#### [Provided records]
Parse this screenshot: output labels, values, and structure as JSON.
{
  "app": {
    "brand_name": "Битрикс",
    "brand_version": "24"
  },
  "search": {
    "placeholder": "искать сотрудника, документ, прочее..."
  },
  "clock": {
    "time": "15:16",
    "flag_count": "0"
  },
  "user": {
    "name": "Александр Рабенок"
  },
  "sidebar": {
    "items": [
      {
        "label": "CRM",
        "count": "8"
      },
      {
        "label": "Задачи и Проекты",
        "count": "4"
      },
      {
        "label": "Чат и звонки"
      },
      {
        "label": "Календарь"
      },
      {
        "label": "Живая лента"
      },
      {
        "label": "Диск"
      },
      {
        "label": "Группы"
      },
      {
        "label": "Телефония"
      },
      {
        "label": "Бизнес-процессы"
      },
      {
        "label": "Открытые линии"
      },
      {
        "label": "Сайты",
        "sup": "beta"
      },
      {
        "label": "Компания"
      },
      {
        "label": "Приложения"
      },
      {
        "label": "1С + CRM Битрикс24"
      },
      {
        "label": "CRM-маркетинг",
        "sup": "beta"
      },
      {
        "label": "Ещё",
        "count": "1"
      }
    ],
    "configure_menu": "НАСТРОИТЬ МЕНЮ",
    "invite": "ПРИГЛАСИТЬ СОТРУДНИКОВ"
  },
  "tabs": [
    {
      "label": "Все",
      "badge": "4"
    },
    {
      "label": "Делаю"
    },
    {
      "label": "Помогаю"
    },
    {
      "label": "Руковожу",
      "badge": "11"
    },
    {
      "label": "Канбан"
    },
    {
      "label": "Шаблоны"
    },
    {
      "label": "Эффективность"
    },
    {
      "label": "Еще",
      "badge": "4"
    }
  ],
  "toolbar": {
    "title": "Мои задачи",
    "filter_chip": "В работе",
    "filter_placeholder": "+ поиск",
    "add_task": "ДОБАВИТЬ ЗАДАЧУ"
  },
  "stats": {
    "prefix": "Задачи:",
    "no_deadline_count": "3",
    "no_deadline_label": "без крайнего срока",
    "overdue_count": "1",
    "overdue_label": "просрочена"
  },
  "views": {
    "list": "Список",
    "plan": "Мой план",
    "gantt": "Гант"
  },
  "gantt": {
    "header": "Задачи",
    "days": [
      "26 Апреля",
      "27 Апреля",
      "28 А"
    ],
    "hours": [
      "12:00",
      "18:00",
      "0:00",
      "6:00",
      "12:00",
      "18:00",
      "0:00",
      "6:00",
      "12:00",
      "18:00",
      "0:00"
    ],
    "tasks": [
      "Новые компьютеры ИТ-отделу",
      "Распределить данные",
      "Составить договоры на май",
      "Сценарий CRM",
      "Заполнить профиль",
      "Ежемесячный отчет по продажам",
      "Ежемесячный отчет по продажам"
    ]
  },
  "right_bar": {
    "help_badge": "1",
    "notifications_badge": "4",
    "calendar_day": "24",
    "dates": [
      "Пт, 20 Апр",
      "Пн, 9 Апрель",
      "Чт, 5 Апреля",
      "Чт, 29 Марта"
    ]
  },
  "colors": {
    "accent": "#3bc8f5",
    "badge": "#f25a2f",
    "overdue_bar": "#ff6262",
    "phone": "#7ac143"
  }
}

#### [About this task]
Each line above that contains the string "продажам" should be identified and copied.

#### [Reply]
      "Ежемесячный отчет по продажам",
      "Ежемесячный отчет по продажам"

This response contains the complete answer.